John Stamos, the actor known for playing Uncle Jesse on the hit sitcom “Full House,” initially hated the show and even tried to quit at one point. However, he eventually embraced the show’s theme of love and kindness, recognizing it as a representation of a loving family that became the new normal.
|Did John Stamos Nearly Walk Out on Full House? You Won't Believe Why!|
- John Stamos candidly revealed his feelings about his time on the family-friendly sitcom “Full House” during an episode of “Hot Ones.”
- Initially, he disliked the show and even attempted to quit due to his inflated ego and feeling overshadowed by a child co-star, Jodie Sweetin.
- Stamos thought the show was similar to “Bosom Buddies” but with kids in the background.
- After talking to his late co-star Bob Saget and receiving encouragement from his agent, he decided to give the show a chance.
- He realized that the central theme of the show was love and that it portrayed a loving family that represented the new normal.
- “Full House” aired on ABC from 1987 to 1995, following the story of widower Danny Tanner raising his three daughters with the help of Uncle Jesse (Stamos) and Joey Gladstone (played by Dave Coulier).
- The show also starred Mary-Kate and Ashley Olsen, Jodie Sweetin, and Candace Cameron Bure as the Tanner daughters, with Lori Loughlin playing Stamos’ on-screen wife.
- Stamos also starred in “Fuller House,” Netflix’s revival of the series, which ran for five seasons starting in 2016.
John Stamos, renowned for his portrayal of Uncle Jesse on the popular family sitcom “Full House,” shared candid insights about his experience with the show during an appearance on “Hot Ones.” Despite becoming an iconic part of television history, Stamos surprised many by admitting that he initially loathed “Full House” and even contemplated leaving the series.
In the interview, Stamos disclosed that the show’s concept was pitched to him as resembling “Bosom Buddies,” an 80s sitcom starring Peter Scolari and Tom Hanks, but with the addition of kids in the background. Feeling like the star of the show at the time, Stamos confessed to harboring a somewhat inflated ego during the early stages of production. However, his perception took a hit when his young co-star, Jodie Sweetin, who played Stephanie Tanner, stole the spotlight during the first table read. The audience’s overwhelming laughter and response to Sweetin’s performance left Stamos feeling overshadowed and bruised his ego.
Such was his frustration and discontent that he vividly remembers storming out to the lobby to call his agent, adamantly expressing his desire to be removed from the show.

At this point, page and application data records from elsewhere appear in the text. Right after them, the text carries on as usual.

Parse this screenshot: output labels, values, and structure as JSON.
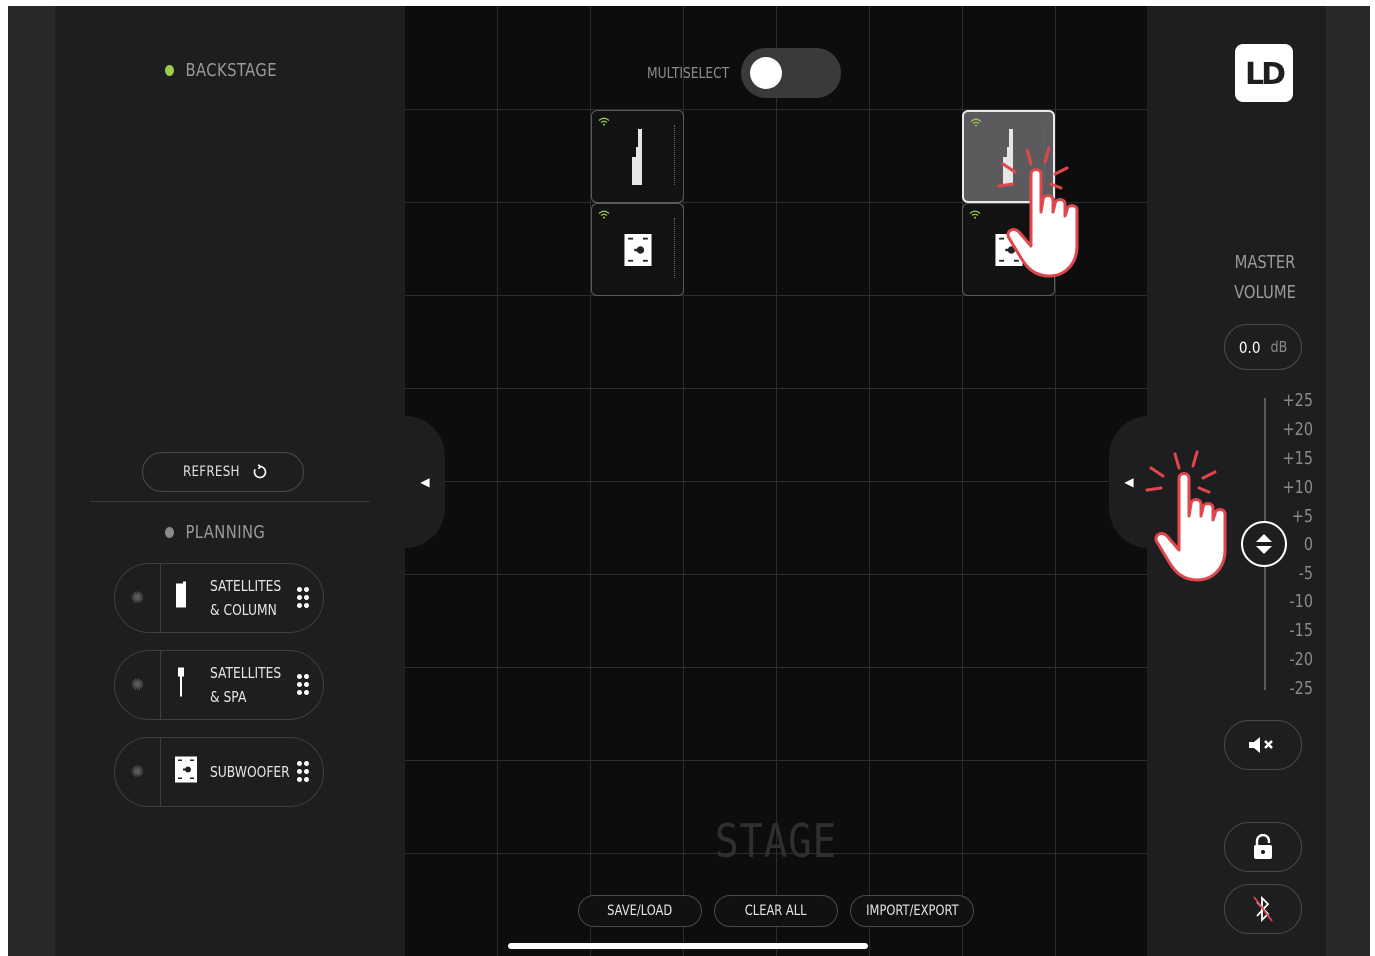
{
  "left_panel": {
    "backstage_label": "BACKSTAGE",
    "refresh_label": "REFRESH",
    "planning_label": "PLANNING",
    "presets": [
      {
        "line1": "SATELLITES",
        "line2": "& COLUMN",
        "icon": "column-speaker-icon"
      },
      {
        "line1": "SATELLITES",
        "line2": "& SPA",
        "icon": "satellite-stand-icon"
      },
      {
        "line1": "SUBWOOFER",
        "line2": "",
        "icon": "subwoofer-icon"
      }
    ]
  },
  "stage": {
    "multiselect_label": "MULTISELECT",
    "multiselect_on": false,
    "title": "STAGE",
    "buttons": {
      "save_load": "SAVE/LOAD",
      "clear_all": "CLEAR ALL",
      "import_export": "IMPORT/EXPORT"
    },
    "devices": [
      {
        "type": "column",
        "selected": false,
        "wifi": true
      },
      {
        "type": "column",
        "selected": true,
        "wifi": true
      },
      {
        "type": "subwoofer",
        "selected": false,
        "wifi": true
      },
      {
        "type": "subwoofer",
        "selected": false,
        "wifi": true
      }
    ]
  },
  "right_panel": {
    "logo_text": "LD",
    "master_volume_line1": "MASTER",
    "master_volume_line2": "VOLUME",
    "volume_value": "0.0",
    "volume_unit": "dB",
    "scale_ticks": [
      "+25",
      "+20",
      "+15",
      "+10",
      "+5",
      "0",
      "-5",
      "-10",
      "-15",
      "-20",
      "-25"
    ],
    "mute_icon": "speaker-mute-icon",
    "lock_icon": "unlock-icon",
    "bluetooth_icon": "bluetooth-off-icon"
  },
  "colors": {
    "accent_green": "#9ccc4b",
    "hand_red": "#e0474c"
  }
}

Yet, as fate would have it, Stamos received valuable advice from his late co-star, Bob Saget, and his agent, which led him to reconsider his decision. Eventually, he chose to give “Full House” a chance.
As time passed, Stamos underwent a change of heart and attitude towards the show. He gradually came to appreciate its underlying theme of love, kindness, and the depiction of an unconventional, yet endearing family dynamic. He recognized that “Full House” was not just any ordinary family sitcom; it became a symbol of a loving and caring family unit that resonated with audiences as a representation of the new normal.

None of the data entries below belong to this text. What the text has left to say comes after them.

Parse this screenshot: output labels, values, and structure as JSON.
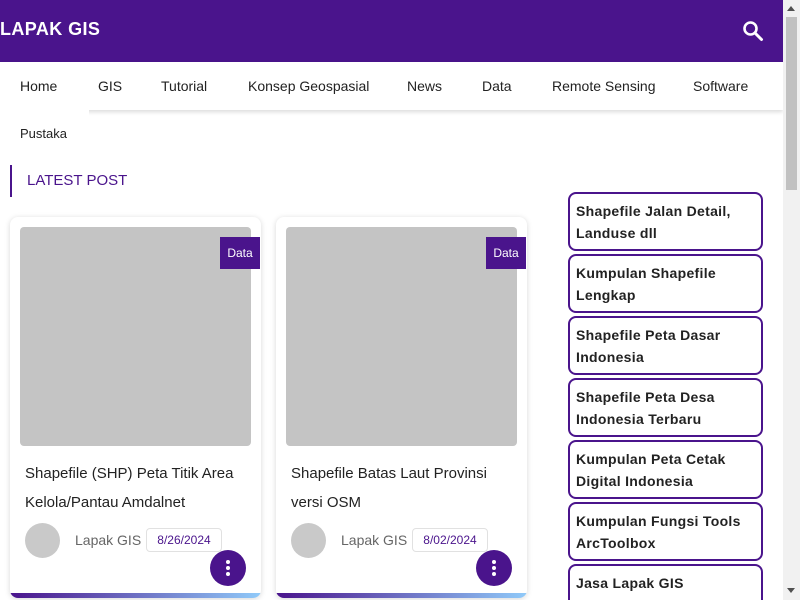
{
  "header": {
    "brand": "LAPAK GIS",
    "search_icon": "search-icon",
    "background": "#4a148c"
  },
  "nav": {
    "items": [
      {
        "label": "Home"
      },
      {
        "label": "GIS"
      },
      {
        "label": "Tutorial"
      },
      {
        "label": "Konsep Geospasial"
      },
      {
        "label": "News"
      },
      {
        "label": "Data"
      },
      {
        "label": "Remote Sensing"
      },
      {
        "label": "Software"
      },
      {
        "label": "Pustaka"
      }
    ]
  },
  "section": {
    "title": "LATEST POST"
  },
  "posts": [
    {
      "category": "Data",
      "title": "Shapefile (SHP) Peta Titik Area Kelola/Pantau Amdalnet",
      "author": "Lapak GIS",
      "date": "8/26/2024"
    },
    {
      "category": "Data",
      "title": "Shapefile Batas Laut Provinsi versi OSM",
      "author": "Lapak GIS",
      "date": "8/02/2024"
    }
  ],
  "sidebar": {
    "items": [
      {
        "label": "Shapefile Jalan Detail, Landuse dll"
      },
      {
        "label": "Kumpulan Shapefile Lengkap"
      },
      {
        "label": "Shapefile Peta Dasar Indonesia"
      },
      {
        "label": "Shapefile Peta Desa Indonesia Terbaru"
      },
      {
        "label": "Kumpulan Peta Cetak Digital Indonesia"
      },
      {
        "label": "Kumpulan Fungsi Tools ArcToolbox"
      },
      {
        "label": "Jasa Lapak GIS"
      }
    ]
  },
  "colors": {
    "accent": "#4a148c",
    "thumbnail_placeholder": "#c4c4c4"
  }
}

The sitcom, which aired on ABC from 1987 to 1995, revolved around widower Danny Tanner (played by Bob Saget) raising his three daughters with the assistance of Uncle Jesse (Stamos) and Joey Gladstone (portrayed by Dave Coulier). Additionally, it featured Mary-Kate and Ashley Olsen as the adorable Michelle Tanner, along with Jodie Sweetin and Candace Cameron Bure as Stephanie and D.J. Tanner, respectively. Lori Loughlin played the role of Becky, Jesse’s on-screen wife.

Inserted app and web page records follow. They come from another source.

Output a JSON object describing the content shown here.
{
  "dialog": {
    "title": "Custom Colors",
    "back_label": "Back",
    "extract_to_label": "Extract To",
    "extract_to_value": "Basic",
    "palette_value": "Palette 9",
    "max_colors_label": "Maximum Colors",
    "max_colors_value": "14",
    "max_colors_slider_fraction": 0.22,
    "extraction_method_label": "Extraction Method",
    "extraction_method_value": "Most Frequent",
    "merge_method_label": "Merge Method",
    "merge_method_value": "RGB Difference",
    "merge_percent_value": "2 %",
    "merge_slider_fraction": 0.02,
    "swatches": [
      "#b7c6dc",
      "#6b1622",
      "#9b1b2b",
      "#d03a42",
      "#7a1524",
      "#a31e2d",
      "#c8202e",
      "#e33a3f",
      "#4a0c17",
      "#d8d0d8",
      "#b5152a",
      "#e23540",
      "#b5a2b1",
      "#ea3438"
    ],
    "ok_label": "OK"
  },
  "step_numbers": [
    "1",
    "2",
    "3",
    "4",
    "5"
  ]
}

Despite his initial reservations, Stamos’ portrayal of Uncle Jesse earned him a special place in the hearts of viewers, and the show’s immense popularity turned it into a beloved classic. The success of “Full House” even led to a revival, “Fuller House,” which aired on Netflix from 2016 to 2020, further solidifying its cultural impact.
John Stamos’ revelation sheds light on the complexities of show business and reminds us that even those involved in creating iconic and heartwarming television can initially grapple with doubts and insecurities. In the end, it serves as a testament to the transformative power of meaningful storytelling and the enduring legacy of a show that captured the essence of love, family, and acceptance.